→ Material supplied:
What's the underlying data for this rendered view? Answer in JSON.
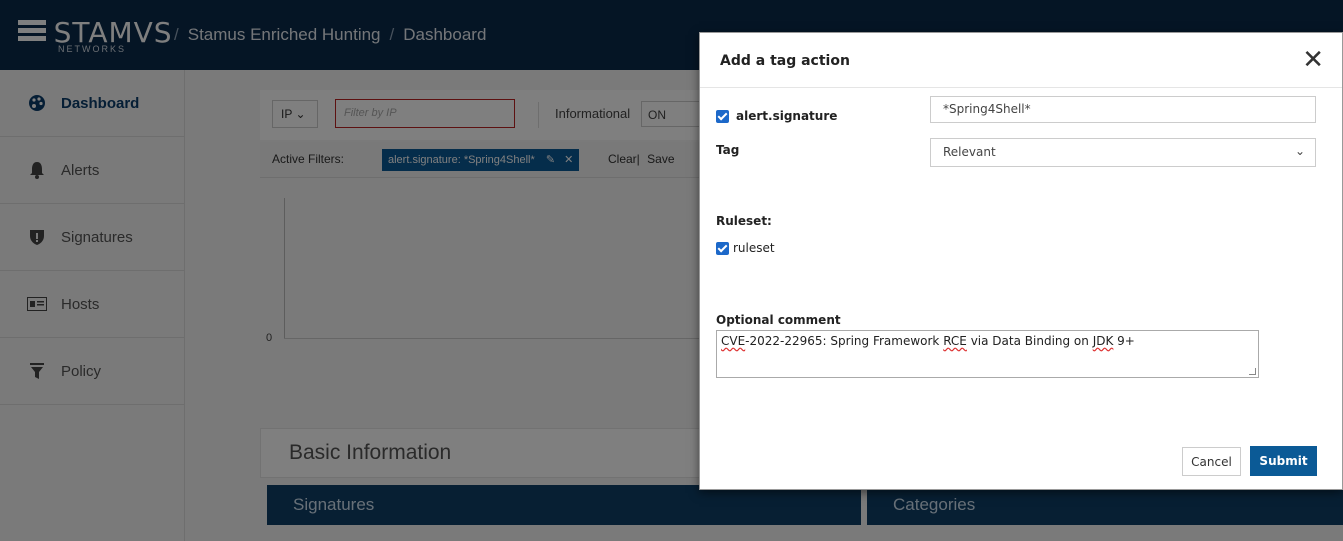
{
  "app": {
    "logo_text": "STAMVS",
    "logo_subtext": "NETWORKS",
    "breadcrumbs": [
      "Stamus Enriched Hunting",
      "Dashboard"
    ]
  },
  "sidebar": {
    "items": [
      {
        "label": "Dashboard",
        "icon": "palette-icon",
        "active": true
      },
      {
        "label": "Alerts",
        "icon": "bell-icon",
        "active": false
      },
      {
        "label": "Signatures",
        "icon": "shield-icon",
        "active": false
      },
      {
        "label": "Hosts",
        "icon": "id-card-icon",
        "active": false
      },
      {
        "label": "Policy",
        "icon": "funnel-icon",
        "active": false
      }
    ]
  },
  "filters": {
    "type_select": "IP ⌄",
    "ip_placeholder": "Filter by IP",
    "informational_label": "Informational",
    "informational_toggle": "ON",
    "active_label": "Active Filters:",
    "active_pill": "alert.signature: *Spring4Shell*",
    "clear_label": "Clear|",
    "save_label": "Save"
  },
  "chart": {
    "zero_label": "0"
  },
  "sections": {
    "basic_title": "Basic Information",
    "signatures_title": "Signatures",
    "categories_title": "Categories"
  },
  "modal": {
    "title": "Add a tag action",
    "close": "✕",
    "signature_label": "alert.signature",
    "signature_value": "*Spring4Shell*",
    "tag_label": "Tag",
    "tag_value": "Relevant",
    "ruleset_heading": "Ruleset:",
    "ruleset_label": "ruleset",
    "comment_label": "Optional comment",
    "comment_parts": [
      "CVE",
      "-2022-22965: Spring Framework ",
      "RCE",
      " via Data Binding on ",
      "JDK",
      " 9+"
    ],
    "cancel_label": "Cancel",
    "submit_label": "Submit"
  },
  "colors": {
    "topbar": "#0b2a4a",
    "primary": "#0b5a96",
    "checkbox": "#1c68c9",
    "panel_header": "#0f3e66"
  }
}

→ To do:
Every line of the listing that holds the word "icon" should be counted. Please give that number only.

→ Exercise answer:
5